• TASK TO CARRY OUT
Where "kind" occurs in a line of the entries below, copy that line.

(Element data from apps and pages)
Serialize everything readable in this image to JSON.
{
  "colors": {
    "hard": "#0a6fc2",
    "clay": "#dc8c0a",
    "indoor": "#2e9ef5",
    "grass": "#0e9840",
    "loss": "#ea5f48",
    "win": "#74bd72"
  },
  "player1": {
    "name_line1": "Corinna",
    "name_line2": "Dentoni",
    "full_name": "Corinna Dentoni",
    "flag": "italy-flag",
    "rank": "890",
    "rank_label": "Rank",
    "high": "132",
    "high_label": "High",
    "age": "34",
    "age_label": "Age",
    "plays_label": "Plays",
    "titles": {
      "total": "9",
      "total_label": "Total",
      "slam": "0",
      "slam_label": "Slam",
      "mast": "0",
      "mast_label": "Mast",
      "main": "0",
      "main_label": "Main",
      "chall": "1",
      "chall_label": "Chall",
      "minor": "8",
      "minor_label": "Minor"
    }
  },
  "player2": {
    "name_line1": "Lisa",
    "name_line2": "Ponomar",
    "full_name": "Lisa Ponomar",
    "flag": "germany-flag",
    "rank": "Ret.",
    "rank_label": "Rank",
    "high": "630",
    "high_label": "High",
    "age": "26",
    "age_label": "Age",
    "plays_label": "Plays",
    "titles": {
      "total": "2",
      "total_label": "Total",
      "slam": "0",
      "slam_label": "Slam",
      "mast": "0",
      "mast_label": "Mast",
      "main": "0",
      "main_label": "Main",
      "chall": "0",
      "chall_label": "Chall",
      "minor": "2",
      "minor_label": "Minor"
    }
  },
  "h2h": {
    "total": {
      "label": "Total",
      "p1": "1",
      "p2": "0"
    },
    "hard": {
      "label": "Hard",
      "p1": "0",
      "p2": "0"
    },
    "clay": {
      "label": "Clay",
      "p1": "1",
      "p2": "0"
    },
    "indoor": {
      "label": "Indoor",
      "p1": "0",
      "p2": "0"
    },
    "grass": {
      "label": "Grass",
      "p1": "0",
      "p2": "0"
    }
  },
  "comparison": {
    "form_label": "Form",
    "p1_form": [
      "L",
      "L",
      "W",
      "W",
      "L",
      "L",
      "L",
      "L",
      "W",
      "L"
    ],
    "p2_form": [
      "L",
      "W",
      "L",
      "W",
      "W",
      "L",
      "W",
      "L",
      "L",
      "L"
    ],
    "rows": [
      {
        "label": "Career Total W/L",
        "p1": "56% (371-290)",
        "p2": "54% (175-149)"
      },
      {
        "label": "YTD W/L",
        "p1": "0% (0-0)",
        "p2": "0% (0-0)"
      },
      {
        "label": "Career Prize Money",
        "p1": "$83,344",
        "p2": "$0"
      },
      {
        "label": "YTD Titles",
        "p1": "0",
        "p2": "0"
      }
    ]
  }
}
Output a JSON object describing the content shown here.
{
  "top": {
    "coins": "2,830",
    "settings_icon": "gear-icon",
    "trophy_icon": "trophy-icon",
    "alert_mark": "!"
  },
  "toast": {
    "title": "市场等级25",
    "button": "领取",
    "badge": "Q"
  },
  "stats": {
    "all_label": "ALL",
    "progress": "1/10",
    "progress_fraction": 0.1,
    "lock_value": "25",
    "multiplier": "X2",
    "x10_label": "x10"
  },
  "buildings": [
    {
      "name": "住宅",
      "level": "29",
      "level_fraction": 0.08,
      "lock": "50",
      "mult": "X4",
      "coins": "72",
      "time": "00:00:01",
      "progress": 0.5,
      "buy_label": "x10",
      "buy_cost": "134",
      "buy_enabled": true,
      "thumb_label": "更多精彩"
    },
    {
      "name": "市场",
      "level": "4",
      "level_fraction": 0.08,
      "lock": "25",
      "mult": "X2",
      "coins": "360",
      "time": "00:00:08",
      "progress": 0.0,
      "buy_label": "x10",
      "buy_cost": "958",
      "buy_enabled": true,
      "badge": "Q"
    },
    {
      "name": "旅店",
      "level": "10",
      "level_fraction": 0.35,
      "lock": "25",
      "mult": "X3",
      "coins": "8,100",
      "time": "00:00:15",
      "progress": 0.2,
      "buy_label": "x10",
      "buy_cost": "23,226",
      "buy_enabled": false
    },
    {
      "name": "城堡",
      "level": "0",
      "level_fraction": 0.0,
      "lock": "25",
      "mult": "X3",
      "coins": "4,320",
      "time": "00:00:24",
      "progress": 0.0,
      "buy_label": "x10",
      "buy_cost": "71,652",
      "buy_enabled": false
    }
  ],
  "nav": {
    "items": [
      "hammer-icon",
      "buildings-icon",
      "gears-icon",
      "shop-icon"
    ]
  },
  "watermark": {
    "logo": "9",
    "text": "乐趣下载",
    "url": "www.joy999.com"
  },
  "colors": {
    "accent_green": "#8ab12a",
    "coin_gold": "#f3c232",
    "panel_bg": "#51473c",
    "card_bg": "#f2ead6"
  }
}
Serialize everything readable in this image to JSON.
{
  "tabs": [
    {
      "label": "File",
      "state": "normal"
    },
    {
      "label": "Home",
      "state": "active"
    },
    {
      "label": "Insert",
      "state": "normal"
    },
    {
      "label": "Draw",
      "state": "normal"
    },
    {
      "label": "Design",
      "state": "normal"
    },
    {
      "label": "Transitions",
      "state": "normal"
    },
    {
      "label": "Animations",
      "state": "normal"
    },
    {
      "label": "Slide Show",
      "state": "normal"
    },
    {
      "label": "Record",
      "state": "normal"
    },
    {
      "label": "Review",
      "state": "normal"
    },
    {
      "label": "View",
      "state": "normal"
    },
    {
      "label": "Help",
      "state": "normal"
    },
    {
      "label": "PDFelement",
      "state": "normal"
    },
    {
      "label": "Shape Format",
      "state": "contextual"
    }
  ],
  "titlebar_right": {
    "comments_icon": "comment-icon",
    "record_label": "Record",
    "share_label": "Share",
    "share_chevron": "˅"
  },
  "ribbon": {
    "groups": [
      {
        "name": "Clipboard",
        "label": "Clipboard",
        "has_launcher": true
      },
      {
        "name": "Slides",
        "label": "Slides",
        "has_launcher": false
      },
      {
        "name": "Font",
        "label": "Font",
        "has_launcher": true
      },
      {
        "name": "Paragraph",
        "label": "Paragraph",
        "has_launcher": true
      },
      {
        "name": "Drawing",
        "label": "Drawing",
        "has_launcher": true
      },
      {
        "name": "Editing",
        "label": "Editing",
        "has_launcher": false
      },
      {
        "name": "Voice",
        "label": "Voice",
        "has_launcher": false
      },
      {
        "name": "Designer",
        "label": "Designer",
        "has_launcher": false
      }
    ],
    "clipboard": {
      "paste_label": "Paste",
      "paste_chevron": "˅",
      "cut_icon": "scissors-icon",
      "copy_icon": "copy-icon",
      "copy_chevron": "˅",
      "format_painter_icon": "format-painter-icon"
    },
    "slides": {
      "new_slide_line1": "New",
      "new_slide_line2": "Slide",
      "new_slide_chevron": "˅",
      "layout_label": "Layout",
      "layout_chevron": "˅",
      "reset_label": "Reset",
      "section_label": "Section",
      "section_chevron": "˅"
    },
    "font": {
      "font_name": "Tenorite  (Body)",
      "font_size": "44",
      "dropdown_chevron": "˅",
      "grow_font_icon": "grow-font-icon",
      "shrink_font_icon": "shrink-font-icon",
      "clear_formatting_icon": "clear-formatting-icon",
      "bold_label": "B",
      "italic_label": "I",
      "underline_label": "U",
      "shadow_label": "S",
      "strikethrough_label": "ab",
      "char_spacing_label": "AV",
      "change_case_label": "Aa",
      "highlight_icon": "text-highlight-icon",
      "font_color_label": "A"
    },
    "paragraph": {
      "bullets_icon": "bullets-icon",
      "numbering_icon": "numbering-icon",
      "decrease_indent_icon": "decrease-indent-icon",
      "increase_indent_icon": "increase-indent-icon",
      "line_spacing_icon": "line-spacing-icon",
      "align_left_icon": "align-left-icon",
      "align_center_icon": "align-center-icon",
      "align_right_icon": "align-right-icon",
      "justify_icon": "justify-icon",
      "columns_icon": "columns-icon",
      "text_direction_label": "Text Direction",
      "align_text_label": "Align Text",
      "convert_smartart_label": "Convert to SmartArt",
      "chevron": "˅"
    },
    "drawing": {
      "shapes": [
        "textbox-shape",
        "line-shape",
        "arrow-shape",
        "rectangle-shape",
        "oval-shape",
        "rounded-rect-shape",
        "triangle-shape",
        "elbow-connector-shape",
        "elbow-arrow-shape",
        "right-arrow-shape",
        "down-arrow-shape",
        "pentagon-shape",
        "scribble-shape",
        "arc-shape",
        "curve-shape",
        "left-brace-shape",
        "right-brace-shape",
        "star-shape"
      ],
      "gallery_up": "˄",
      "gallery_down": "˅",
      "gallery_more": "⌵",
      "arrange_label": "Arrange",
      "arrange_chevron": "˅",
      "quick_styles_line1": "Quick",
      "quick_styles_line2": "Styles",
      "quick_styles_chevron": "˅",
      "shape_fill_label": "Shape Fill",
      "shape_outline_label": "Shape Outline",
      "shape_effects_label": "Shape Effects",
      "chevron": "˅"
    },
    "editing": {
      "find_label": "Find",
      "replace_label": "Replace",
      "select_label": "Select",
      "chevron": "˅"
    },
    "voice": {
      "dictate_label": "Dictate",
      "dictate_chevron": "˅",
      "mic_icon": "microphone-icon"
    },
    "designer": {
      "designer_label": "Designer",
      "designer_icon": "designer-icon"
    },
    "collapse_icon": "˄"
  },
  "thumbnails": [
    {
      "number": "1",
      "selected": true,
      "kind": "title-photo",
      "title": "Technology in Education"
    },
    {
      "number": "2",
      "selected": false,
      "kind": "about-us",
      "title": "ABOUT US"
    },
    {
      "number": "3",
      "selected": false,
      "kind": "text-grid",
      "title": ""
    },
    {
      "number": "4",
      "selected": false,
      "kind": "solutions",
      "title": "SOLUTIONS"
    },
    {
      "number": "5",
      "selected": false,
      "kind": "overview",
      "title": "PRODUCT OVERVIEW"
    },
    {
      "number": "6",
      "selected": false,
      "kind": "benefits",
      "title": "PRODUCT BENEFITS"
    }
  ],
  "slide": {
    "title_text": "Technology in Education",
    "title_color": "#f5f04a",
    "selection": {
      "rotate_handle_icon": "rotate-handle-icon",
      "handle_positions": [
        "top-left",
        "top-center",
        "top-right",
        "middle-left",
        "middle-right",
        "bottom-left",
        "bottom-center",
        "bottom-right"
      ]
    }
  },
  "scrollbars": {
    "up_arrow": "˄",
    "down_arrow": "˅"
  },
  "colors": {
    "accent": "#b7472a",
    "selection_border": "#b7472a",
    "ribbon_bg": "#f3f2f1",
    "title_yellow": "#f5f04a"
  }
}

• ANSWER BOX
      "kind": "title-photo",
      "kind": "about-us",
      "kind": "text-grid",
      "kind": "solutions",
      "kind": "overview",
      "kind": "benefits",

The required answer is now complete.